Before anyone comments, yes, Zack understood full well what the term gang rape meant. With that said, he saw Amber being violated by several dudes, plus himself, as the highest compliment, despite me telling him otherwise. If only neurotypical Amber was more open minded…
When I was younger, I thought group therapy was only used in AA meetings and prison. Well, in high school, the entire student body was subjected to it. The first group I was slotted into consisted of me and two NT freshmen. One of them was named José and the other was Michael. Because Michael was Asian, I decided it’d be a great idea to introduce myself by cracking a series of breathtakingly insensitive racial jokes. I squinted my eyes, stood to his side and asked if he could see me, pretended to have bucked teeth, the whole nine yards.
After listening to my bigoted bombardment for about thirty seconds, Michael suddenly stood up and demonstrated some body language that I interpreted as aggressive because it was accompanied by the words, “I’m going to fuck that fat retard up!” Our therapist, who was presiding over the meeting, leaned back in his chair and put his hands behind his head. He silently hoped Michael would do to me, what my professor’s ex boyfriend did to their wall. Luckily for my dumb ass, José jumped between me and Michael, managing to calm him down.
“He’s an idiot,” José pleaded. “He doesn’t know what he’s saying.”
José was right. I didn’t have a clue what I was saying. (Not that that makes what I said any less inappropriate). I simply thought that being racist was a good way to break the ice. You see, I came from a household where casual bigotry was the norm, and my only friend was the aforementioned Zack. Instead of pointing north, the needle on my social compass just slowly circled the face, never stopping. Often, I’d just pick a random direction and start walking.

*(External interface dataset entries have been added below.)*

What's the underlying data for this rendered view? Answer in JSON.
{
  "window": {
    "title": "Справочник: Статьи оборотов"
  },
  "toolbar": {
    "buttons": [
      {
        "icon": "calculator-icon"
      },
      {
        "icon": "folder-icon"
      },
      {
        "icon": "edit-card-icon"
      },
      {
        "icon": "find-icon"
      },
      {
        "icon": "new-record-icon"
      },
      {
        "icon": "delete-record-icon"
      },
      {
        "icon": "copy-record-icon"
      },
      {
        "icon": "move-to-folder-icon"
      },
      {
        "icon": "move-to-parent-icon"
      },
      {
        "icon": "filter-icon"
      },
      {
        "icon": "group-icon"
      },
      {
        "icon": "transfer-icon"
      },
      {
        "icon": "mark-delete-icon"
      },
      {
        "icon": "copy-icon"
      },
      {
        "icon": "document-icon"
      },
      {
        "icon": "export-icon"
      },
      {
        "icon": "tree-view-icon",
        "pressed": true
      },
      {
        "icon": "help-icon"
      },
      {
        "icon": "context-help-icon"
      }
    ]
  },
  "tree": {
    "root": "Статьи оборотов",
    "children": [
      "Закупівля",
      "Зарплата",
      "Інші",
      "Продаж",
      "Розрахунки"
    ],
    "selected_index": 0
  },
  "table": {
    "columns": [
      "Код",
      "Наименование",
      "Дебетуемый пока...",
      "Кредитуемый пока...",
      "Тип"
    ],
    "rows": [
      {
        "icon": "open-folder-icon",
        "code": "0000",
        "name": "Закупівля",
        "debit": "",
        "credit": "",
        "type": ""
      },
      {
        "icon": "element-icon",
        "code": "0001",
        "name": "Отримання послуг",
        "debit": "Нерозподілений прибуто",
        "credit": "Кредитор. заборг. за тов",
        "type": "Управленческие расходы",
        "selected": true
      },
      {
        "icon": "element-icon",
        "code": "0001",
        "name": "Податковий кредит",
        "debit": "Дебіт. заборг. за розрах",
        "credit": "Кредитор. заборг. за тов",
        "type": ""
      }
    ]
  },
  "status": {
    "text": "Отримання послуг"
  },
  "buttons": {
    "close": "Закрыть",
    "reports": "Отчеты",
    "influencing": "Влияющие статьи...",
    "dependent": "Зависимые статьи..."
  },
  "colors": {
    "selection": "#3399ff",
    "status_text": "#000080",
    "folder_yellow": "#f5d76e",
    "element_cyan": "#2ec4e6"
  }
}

Despite appearances, I haven’t created a strawman to Ms. Heidel’s argument. I’m just approaching it from a different angle. There’s an unspoken dichotomy among many in the neurodivergent community that while most NDs are good people, most NTs are at best closed minded, at worse, malevolent actors. The idea behind the phrase neurodivergent is that we’re not disabled, we’re not lessor, we’re just different. If true, this means an ND individual is just as likely to be a douchebag as an NT.
It seems like I’m stating the obvious, but apparently, I’m not. Ms. Heidel’s question was worded in a general sense, meaning, in her mind at least, that most judgments made by neurotypicals on the intentions of neurodivergent people are misjudgments. I believe this is a self-defeatist line of thinking, because while it may be correct, us NDs have a responsibility to society, like everyone else does, to do no harm. In the examples I gave, it didn’t matter what mine, or Zack’s intentions were; we caused harm. As a movement, we need to stop expecting NTs to kiss our asses, and actually take responsibility for our words and actions.